With leaves dropping, Jack Frost appearing, summer is certainly well and truly hibernating. A relieved Aunt Sally has been placed into storage in the comfort of a shed having spent the past few months having Shire-rites trying to knock her head off. Perhaps she is receiving a comforting hug from Worzel Gummidge? No wonder Una Stubbs was pleased to move on. Having survived Alf Garnet, she was then asked to dodge four by two timbers. Housekeeping for Sherlock a far quieter, if complex, occupation.
Not originating from the Shires, posters for ‘Aunt Sally’ at many pubs in the area, were intriguing. As were the numerous ‘coconut shies’ in the beer gardens.
Having now witnessed an actual event I would like to say that I’ve got it…I haven’t though, well not totally. But…please do not let me get in the way of consenting adults having a good time in the back garden, throwing sticks whilst having a few drinks. You have to remember that ‘Pooh Sticks’ remains very popular and spear throwing has won many a tribal war. Also, both Fatima and Tessa won significant medals chucking a stick.

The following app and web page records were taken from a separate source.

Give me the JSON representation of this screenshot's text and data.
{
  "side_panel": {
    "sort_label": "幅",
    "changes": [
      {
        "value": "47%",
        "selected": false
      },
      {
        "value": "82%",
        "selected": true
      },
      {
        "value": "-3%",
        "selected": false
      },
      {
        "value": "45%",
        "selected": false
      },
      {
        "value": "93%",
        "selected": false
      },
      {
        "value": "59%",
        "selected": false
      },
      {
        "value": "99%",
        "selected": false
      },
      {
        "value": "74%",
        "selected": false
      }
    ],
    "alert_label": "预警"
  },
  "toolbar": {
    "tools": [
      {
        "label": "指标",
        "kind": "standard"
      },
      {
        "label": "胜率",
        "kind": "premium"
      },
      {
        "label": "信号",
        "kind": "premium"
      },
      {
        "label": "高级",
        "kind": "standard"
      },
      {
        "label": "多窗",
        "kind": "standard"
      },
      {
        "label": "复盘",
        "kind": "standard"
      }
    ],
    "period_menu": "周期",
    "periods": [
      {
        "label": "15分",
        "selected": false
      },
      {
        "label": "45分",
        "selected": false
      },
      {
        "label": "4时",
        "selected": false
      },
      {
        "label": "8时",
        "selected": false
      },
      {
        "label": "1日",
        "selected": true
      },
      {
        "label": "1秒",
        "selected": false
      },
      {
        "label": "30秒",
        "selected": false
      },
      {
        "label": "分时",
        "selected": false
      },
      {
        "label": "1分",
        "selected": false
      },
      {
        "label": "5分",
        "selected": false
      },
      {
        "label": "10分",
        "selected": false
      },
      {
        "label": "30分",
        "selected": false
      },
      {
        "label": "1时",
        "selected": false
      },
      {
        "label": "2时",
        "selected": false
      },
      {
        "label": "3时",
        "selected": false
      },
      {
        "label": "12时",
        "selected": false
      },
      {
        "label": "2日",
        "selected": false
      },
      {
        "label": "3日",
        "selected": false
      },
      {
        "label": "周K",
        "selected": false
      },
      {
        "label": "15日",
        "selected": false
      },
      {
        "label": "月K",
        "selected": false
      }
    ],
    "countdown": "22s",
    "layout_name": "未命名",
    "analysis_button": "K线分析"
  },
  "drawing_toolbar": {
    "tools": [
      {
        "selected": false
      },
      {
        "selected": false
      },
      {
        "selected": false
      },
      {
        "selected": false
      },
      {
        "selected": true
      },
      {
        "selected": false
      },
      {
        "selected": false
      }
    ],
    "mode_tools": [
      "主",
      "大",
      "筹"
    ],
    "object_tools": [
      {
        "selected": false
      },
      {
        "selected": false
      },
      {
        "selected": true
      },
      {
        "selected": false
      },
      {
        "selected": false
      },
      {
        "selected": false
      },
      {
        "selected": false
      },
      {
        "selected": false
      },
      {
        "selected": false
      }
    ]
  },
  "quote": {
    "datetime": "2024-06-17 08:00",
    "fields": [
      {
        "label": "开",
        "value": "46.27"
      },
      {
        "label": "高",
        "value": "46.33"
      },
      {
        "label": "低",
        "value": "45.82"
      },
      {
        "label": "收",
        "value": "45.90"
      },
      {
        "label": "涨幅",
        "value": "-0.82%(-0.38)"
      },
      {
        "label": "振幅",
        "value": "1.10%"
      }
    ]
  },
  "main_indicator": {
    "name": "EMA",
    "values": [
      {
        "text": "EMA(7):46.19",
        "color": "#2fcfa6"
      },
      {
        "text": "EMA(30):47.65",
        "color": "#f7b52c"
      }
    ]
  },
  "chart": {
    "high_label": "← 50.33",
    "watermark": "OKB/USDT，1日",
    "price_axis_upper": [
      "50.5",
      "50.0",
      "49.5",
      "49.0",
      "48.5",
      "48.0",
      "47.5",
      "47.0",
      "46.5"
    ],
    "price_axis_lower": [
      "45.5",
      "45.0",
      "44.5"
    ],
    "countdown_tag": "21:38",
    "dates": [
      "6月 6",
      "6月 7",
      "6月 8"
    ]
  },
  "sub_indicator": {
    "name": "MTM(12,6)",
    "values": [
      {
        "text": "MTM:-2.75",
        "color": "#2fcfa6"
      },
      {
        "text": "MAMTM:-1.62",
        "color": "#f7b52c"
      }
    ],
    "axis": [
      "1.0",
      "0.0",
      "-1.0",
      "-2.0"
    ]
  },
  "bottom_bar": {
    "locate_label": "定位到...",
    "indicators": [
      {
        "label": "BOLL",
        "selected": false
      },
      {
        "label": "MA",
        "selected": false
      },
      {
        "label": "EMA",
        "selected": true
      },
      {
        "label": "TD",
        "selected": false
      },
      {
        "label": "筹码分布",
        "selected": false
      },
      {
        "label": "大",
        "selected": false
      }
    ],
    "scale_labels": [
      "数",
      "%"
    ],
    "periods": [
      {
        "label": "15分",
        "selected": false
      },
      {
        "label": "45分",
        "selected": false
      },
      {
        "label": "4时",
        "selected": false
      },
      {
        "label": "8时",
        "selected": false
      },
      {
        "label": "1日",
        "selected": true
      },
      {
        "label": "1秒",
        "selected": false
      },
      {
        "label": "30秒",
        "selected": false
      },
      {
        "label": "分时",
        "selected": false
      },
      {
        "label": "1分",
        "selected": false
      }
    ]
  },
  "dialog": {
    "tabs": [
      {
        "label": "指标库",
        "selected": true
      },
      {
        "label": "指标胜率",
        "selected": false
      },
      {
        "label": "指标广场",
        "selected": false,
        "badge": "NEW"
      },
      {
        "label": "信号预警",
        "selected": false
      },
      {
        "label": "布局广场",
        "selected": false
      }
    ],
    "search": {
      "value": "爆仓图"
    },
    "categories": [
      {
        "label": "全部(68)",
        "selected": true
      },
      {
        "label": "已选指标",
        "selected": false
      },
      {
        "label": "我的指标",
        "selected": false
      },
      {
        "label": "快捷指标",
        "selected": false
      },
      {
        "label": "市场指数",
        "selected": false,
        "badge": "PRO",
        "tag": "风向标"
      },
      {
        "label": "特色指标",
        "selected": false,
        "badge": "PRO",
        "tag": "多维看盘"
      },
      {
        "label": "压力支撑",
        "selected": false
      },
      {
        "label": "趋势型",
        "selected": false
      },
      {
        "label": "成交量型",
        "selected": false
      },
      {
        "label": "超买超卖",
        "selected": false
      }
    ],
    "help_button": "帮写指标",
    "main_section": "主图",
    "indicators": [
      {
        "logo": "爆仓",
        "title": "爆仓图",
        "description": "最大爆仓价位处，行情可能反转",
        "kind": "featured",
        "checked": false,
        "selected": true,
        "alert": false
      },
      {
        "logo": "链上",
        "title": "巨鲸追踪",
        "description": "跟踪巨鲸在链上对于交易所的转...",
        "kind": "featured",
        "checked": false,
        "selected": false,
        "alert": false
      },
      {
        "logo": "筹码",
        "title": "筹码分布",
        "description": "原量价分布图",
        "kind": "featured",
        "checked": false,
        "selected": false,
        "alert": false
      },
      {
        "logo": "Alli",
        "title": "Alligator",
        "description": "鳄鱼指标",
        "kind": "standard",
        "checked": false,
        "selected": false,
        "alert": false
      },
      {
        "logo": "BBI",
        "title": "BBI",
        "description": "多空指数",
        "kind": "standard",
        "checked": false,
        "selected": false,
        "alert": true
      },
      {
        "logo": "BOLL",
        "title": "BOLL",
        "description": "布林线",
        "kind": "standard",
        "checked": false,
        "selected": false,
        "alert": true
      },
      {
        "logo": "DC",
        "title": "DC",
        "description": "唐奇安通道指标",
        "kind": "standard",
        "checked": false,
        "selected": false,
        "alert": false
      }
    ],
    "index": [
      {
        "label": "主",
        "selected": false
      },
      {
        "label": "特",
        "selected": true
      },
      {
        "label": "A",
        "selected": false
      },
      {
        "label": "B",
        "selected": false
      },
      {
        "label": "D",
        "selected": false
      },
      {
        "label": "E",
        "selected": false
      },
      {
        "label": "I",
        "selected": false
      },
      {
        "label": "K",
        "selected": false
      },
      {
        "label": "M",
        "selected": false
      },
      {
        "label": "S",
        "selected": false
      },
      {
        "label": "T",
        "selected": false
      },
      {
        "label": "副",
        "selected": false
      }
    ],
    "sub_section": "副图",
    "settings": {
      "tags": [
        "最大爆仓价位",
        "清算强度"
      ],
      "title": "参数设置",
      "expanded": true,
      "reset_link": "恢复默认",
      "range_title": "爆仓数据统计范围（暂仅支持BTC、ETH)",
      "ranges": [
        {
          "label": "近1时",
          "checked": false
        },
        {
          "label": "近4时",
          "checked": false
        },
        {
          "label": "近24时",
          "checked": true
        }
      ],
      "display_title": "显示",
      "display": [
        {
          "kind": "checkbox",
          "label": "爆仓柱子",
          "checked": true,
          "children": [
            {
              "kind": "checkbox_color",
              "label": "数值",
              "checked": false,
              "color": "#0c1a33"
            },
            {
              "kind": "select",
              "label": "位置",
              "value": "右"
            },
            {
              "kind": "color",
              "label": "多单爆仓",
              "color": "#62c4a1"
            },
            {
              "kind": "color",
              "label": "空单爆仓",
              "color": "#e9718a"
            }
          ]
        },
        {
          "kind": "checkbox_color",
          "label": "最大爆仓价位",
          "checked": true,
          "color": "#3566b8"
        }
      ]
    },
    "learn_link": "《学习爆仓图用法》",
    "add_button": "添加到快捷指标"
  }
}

From my extensive research, the event goes back a few hundred years. The best so-called recollection being that the Royalist soldiers started it when Charles set up court in Oxford during the English Civil War. A bit like a dual or conkers or marbles, they met at dawn on Port Meadow (before Summertown became on-trend) to finally settle a dispute. With the ‘Aunt Sally’ replaced by a cockerel, whose time was numbered! A stronger account dates to the Victorians who liked their pastimes. Supposedly introducing it as a parlour game! Now, this is worrying. What I witnessed would have caused mayhem in your front room. Perhaps that’s why the French ‘Aunt Sally’, ‘jeu de massacre’, translates to ‘game of carnage’.
Versions are played worldwide. Inaugural world championships having taken place in Oxfordshire; the Charlebury Beer Festival for singles in 2011 (attended by the local resident; Dave the PM) and The Bull at Launton for doubles in 2019. The Bell in Bicester winning the latter. In England, however, it remains largely in the Shires. Wednesday nights in the summer with a lump of wood; Colonel Mustard did it!
For the uninitiated, such as me, here’s how it plays out. A human being stands a defined distance from a pole (wooden, not a plumber) with a resemblance of a female head on it (I think it is meant to have a pipe in its mouth, but that may just be for PC purposes, no colour defined). Then with a set of clubs (again wooden, not Soho House) the human attempts to knock the head off the pole (hence not a plumber!). A scoring system then ensues, with drink taken.
With so many participating across our region it is obviously a very popular ‘sport’ (has anyone mentioned being an addition to the Olympics?) and that there must be many of you that participate. Could you please enlighten us and share your experiences…thank you.